Contributors
Sinocruz, Jerome Quinto, Sanchez, Christopher A, Branaghan, Russel J, et al.
Created Date
2012

Research on priming has shown that a stimulus can cause people to behave according to the stereotype held about the stimulus. Two experiments were conducted in which the effects of elderly priming were tested by use of a driving simulator. In both experiments, participants drove through a simulated world guided by either an elderly or a younger female voice. The voices told the participants where to make each of six turns. Both experiments yielded slower driving speeds in the elderly voice condition. The effect was universal regardless of implicit and explicit attitudes towards elderly people. Dissertation/Thesis

Contributors
Foster, L Bryant, Branaghan, Russell, Becker, David, et al.
Created Date
2012

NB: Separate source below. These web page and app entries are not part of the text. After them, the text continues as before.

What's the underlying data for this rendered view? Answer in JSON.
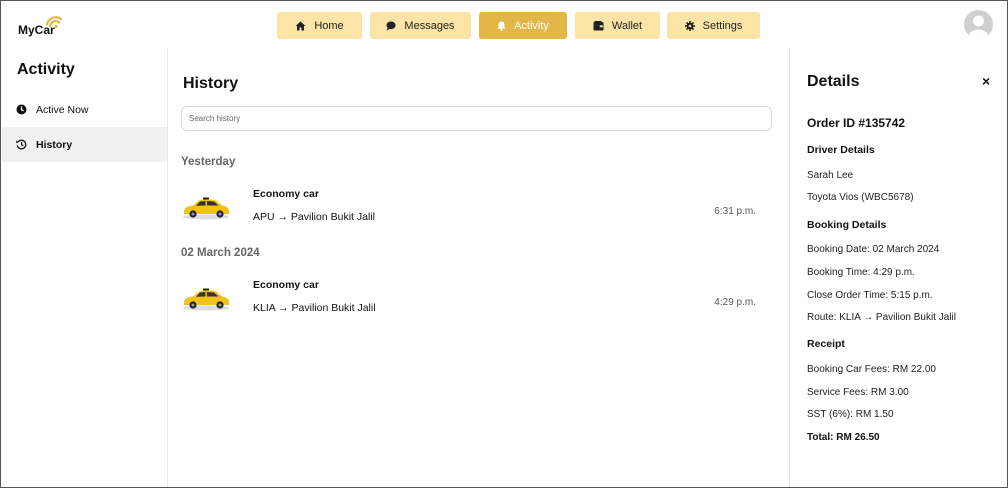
{
  "app": {
    "logo_text": "MyCar"
  },
  "nav": {
    "items": [
      {
        "label": "Home",
        "icon": "home-icon"
      },
      {
        "label": "Messages",
        "icon": "chat-bubble-icon"
      },
      {
        "label": "Activity",
        "icon": "bell-icon",
        "active": true
      },
      {
        "label": "Wallet",
        "icon": "wallet-icon"
      },
      {
        "label": "Settings",
        "icon": "gear-icon"
      }
    ]
  },
  "colors": {
    "nav_bg": "#fbe4a6",
    "nav_active": "#e2b647",
    "car_yellow": "#f2c21b"
  },
  "sidebar": {
    "title": "Activity",
    "items": [
      {
        "label": "Active Now",
        "icon": "clock-icon"
      },
      {
        "label": "History",
        "icon": "history-icon",
        "active": true
      }
    ]
  },
  "main": {
    "title": "History",
    "search_placeholder": "Search history",
    "groups": [
      {
        "label": "Yesterday",
        "trips": [
          {
            "title": "Economy car",
            "route": "APU → Pavilion Bukit Jalil",
            "time": "6:31 p.m."
          }
        ]
      },
      {
        "label": "02 March 2024",
        "trips": [
          {
            "title": "Economy car",
            "route": "KLIA → Pavilion Bukit Jalil",
            "time": "4:29 p.m."
          }
        ]
      }
    ]
  },
  "details": {
    "title": "Details",
    "close": "×",
    "order_id": "Order ID #135742",
    "driver_heading": "Driver Details",
    "driver_name": "Sarah Lee",
    "vehicle": "Toyota Vios (WBC5678)",
    "booking_heading": "Booking Details",
    "booking_date": "Booking Date: 02 March 2024",
    "booking_time": "Booking Time: 4:29 p.m.",
    "close_order_time": "Close Order Time: 5:15 p.m.",
    "route": "Route: KLIA → Pavilion Bukit Jalil",
    "receipt_heading": "Receipt",
    "booking_fees": "Booking Car Fees: RM 22.00",
    "service_fees": "Service Fees: RM 3.00",
    "sst": "SST (6%): RM 1.50",
    "total": "Total: RM 26.50"
  }
}
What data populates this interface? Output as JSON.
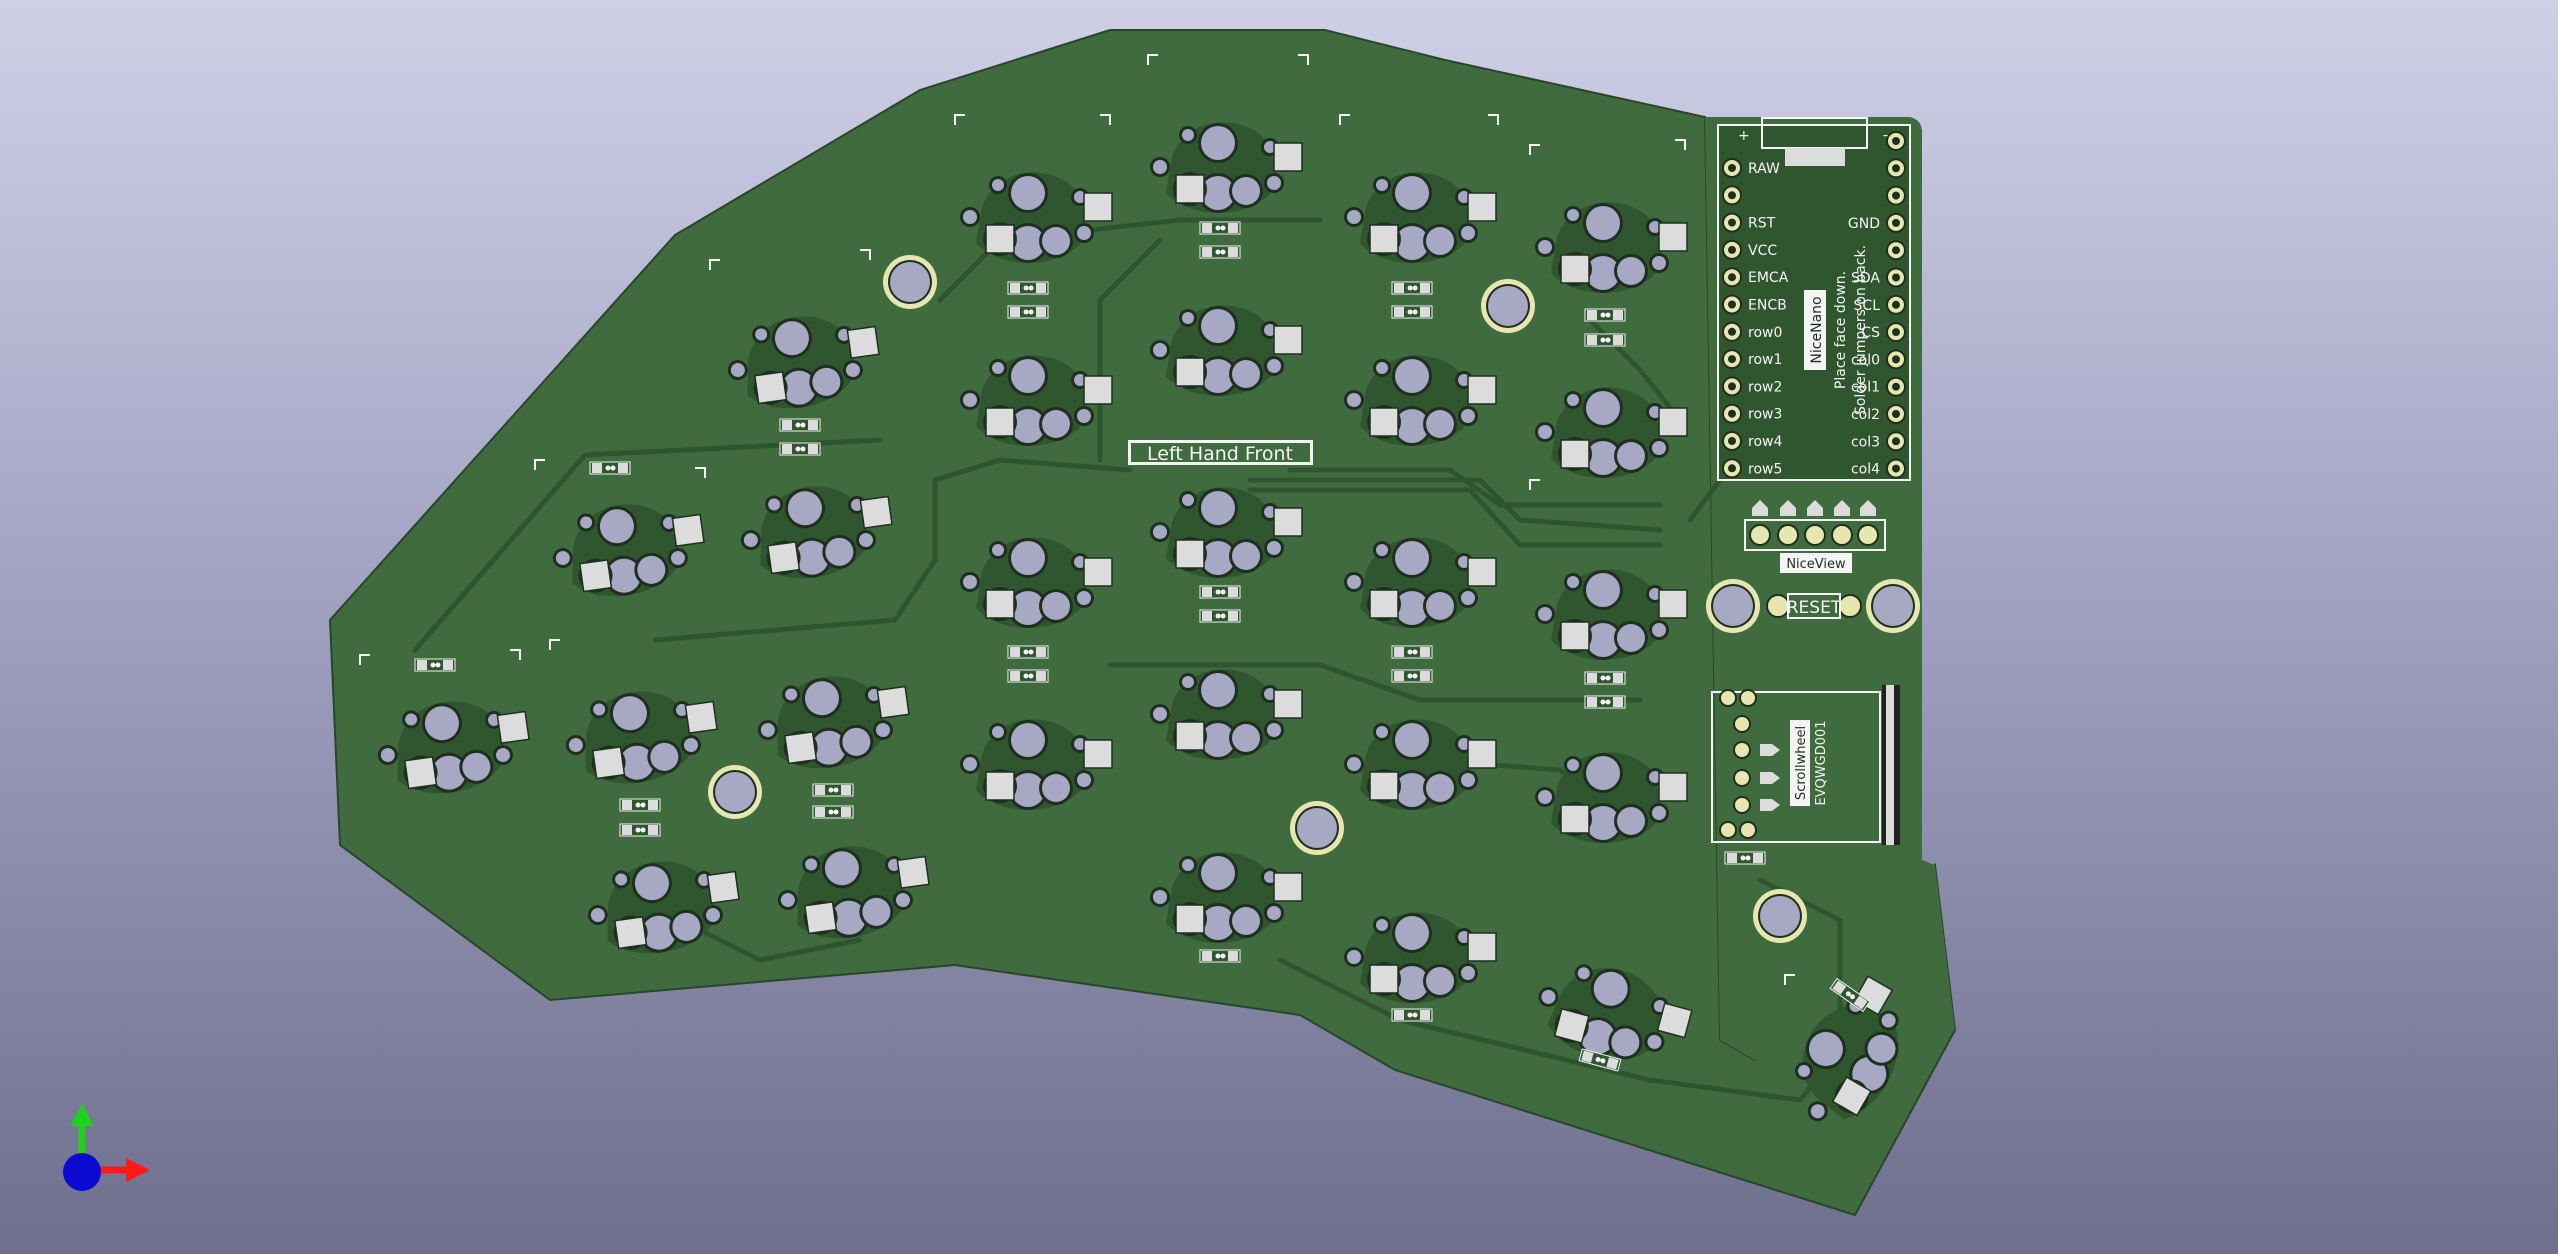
{
  "board": {
    "title": "Left Hand Front",
    "mcu_name": "NiceNano",
    "mcu_note_line1": "Place face down.",
    "mcu_note_line2": "Solder jumpers on back.",
    "mcu_left_pins": [
      "RAW",
      "",
      "RST",
      "VCC",
      "EMCA",
      "ENCB",
      "row0",
      "row1",
      "row2",
      "row3",
      "row4",
      "row5"
    ],
    "mcu_right_pins": [
      "",
      "",
      "",
      "GND",
      "",
      "SDA",
      "SCL",
      "CS",
      "col0",
      "col1",
      "col2",
      "col3",
      "col4"
    ],
    "display_label": "NiceView",
    "reset_label": "RESET",
    "encoder_label": "Scrollwheel",
    "encoder_part": "EVQWGD001"
  },
  "colors": {
    "background_top": "#cfd0e6",
    "background_bottom": "#6e6f8c",
    "pcb": "#3f6b3f",
    "trace": "#2f552f",
    "silkscreen": "#f4f4f4",
    "pad": "#dcdcdc",
    "hole": "#a6a8c4"
  },
  "axes_widget": {
    "x_color": "#ff1a1a",
    "y_color": "#1ed11e",
    "z_color": "#0a0ad0"
  }
}
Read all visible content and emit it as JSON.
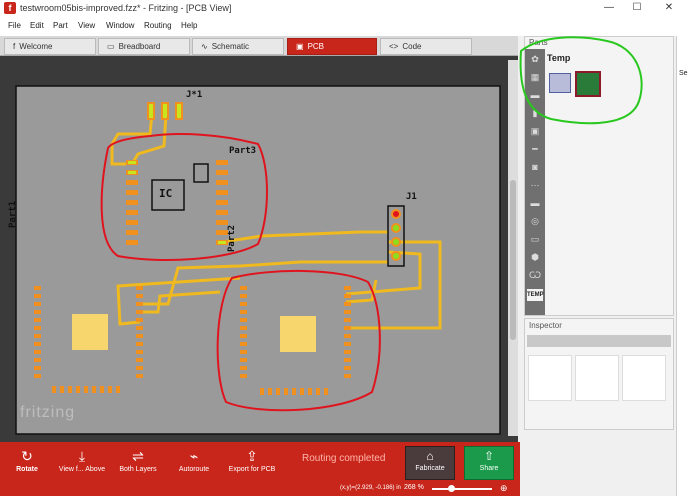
{
  "window": {
    "title": "testwroom05bis-improved.fzz* - Fritzing - [PCB View]",
    "app_icon": "f",
    "minimize": "—",
    "maximize": "☐",
    "close": "✕"
  },
  "menu": [
    "File",
    "Edit",
    "Part",
    "View",
    "Window",
    "Routing",
    "Help"
  ],
  "tabs": [
    {
      "label": "Welcome",
      "icon": "f"
    },
    {
      "label": "Breadboard",
      "icon": "▭"
    },
    {
      "label": "Schematic",
      "icon": "∿"
    },
    {
      "label": "PCB",
      "icon": "▣"
    },
    {
      "label": "Code",
      "icon": "<>"
    }
  ],
  "pcb": {
    "labels": {
      "j1": "J1",
      "jstar1": "J*1",
      "part1": "Part1",
      "part2": "Part2",
      "part3": "Part3",
      "ic": "IC"
    },
    "watermark": "fritzing"
  },
  "toolbar": {
    "rotate": "Rotate",
    "view_from_above": "View f... Above",
    "both_layers": "Both Layers",
    "autoroute": "Autoroute",
    "export": "Export for PCB",
    "status": "Routing completed",
    "fabricate": "Fabricate",
    "share": "Share"
  },
  "statusbar": {
    "coords": "(x,y)=(2.929, -0.186) in",
    "zoom": "268 %"
  },
  "parts_panel": {
    "title": "Parts",
    "bin_title": "Temp",
    "bin_tag": "TEMP",
    "search_hint": "Se"
  },
  "inspector": {
    "title": "Inspector"
  },
  "colors": {
    "accent": "#c8261b",
    "board": "#9a9a9a",
    "trace": "#f0b91e",
    "pad": "#f0901e",
    "annotation_red": "#e0141e",
    "annotation_green": "#28c81e",
    "share": "#1a9a4a"
  }
}
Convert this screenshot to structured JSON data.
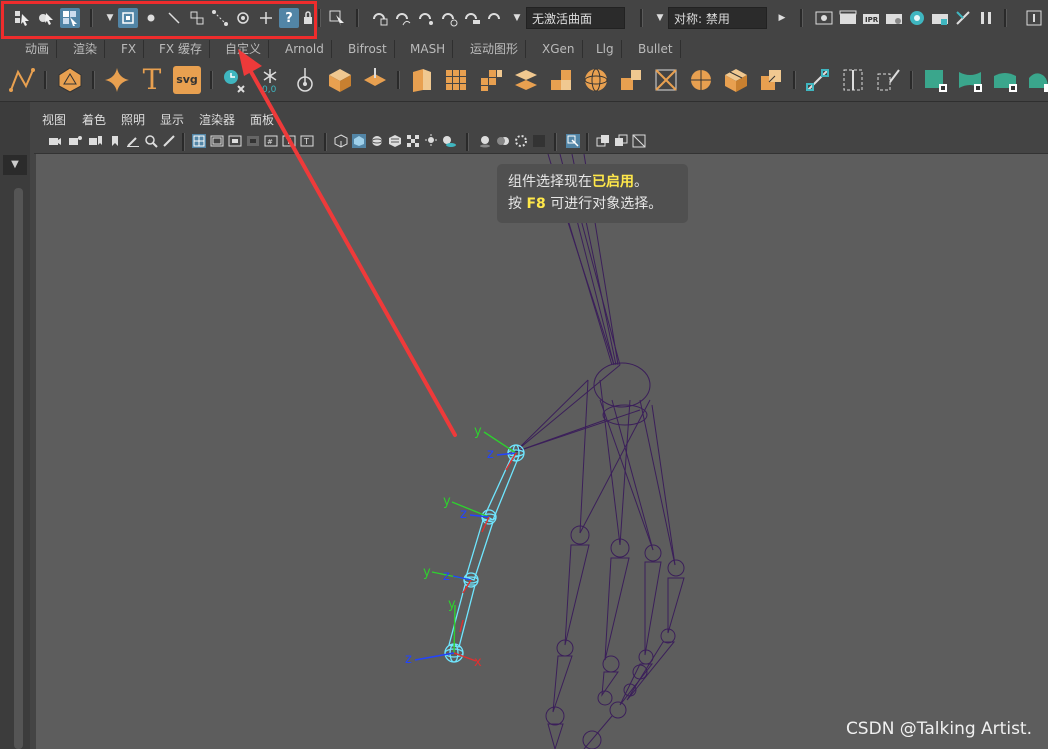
{
  "status_line": {
    "selection_mask_icons": [
      "select-by-hierarchy-icon",
      "select-by-object-type-icon",
      "select-by-component-type-icon"
    ],
    "component_icons": [
      "vertex-mask-icon",
      "point-mask-icon",
      "edge-mask-icon",
      "face-mask-icon",
      "uv-mask-icon",
      "pivot-mask-icon",
      "handle-mask-icon",
      "question-mask-icon",
      "lock-icon"
    ],
    "live_surface_value": "无激活曲面",
    "symmetry_value": "对称: 禁用"
  },
  "shelf_tabs": [
    "动画",
    "渲染",
    "FX",
    "FX 缓存",
    "自定义",
    "Arnold",
    "Bifrost",
    "MASH",
    "运动图形",
    "XGen",
    "Llg",
    "Bullet"
  ],
  "shelf": {
    "svg_label": "svg",
    "text_label": "T"
  },
  "panel_menu": [
    "视图",
    "着色",
    "照明",
    "显示",
    "渲染器",
    "面板"
  ],
  "viewport": {
    "tooltip": {
      "line1_before": "组件选择现在",
      "line1_highlight": "已启用",
      "line1_after": "。",
      "line2_before": "按 ",
      "line2_highlight": "F8",
      "line2_after": " 可进行对象选择。"
    },
    "axis_labels": {
      "y": "y",
      "z": "z",
      "x": "x"
    },
    "watermark": "CSDN @Talking Artist."
  },
  "colors": {
    "highlight_box": "#ee2c2c",
    "arrow": "#ee3a3a",
    "joint_selected": "#6fe6ff",
    "skeleton": "#3b1f5a",
    "tooltip_highlight": "#ffe84a",
    "selected_button": "#5285a6"
  }
}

Emotion regulation repertoire, or the number of emotion regulation strategies one is able to employ when needed, is an important element of emotion regulation flexibility. Emotion regulation flexibility, the ability to regulate in accordance with changing situational contexts and demands, is predictive of emotion regulation success. Currently, little is known about emotion regulation repertoire and its association with emotional health and well-being. In particular, more can be learned about how the different strategies in one’s repertoire interact, and which strategies show stronger relationships with mental health. The current study aimed to assess the relationship of different emotion regulation strategies to …

Contributors
Schmitt, Marin Evelyn, Roberts, Nicole A, Burleson, Mary, et al.
Created Date
2018

A growing body of research shows that characteristics of the built environment in healthcare facilities impact patients' well-being. Research findings suggest that patients form judgments of perceived quality care based on environmental characteristics. Patient outcomes and ratings of quality of care are linked to the environments' ability to reduce patient stress as well as influence perceptions of quality of care. Historically, this research has been focused in the hospital environment. The United States healthcare system heavily relies on hospitals to treat (rather than prevent) illness, leading to a high per capita healthcare expenditure. Currently, this healthcare system is shifting to …

Contributors
Badura, Kerri Christina, Lamb, Gerri, Heywood, William, et al.
Created Date
2012

Emotions help shape prosocial behavior from early childhood through adulthood (Rivera & Dunsmore, 2011). Thus, it is important to further our understanding of how emotions are perceived and expressed during adolescence, a time where individuals are establishing their independence, solidifying their individuality, and expanding their understanding of expectations. In this context, it is necessary to consider what influences how emotions are socialized in adolescents. Parents play a central role in the development of children’s understanding of emotions, but less is known about how this influence may extend into adolescence (Feldman & Klien, 2003; Cassidy et al., 1992; Cohn & Tronick, …

Contributors
Ornelas, Daisy Iyeni, Roberts, Nicole A, Burleson, Mary H, et al.
Created Date
2019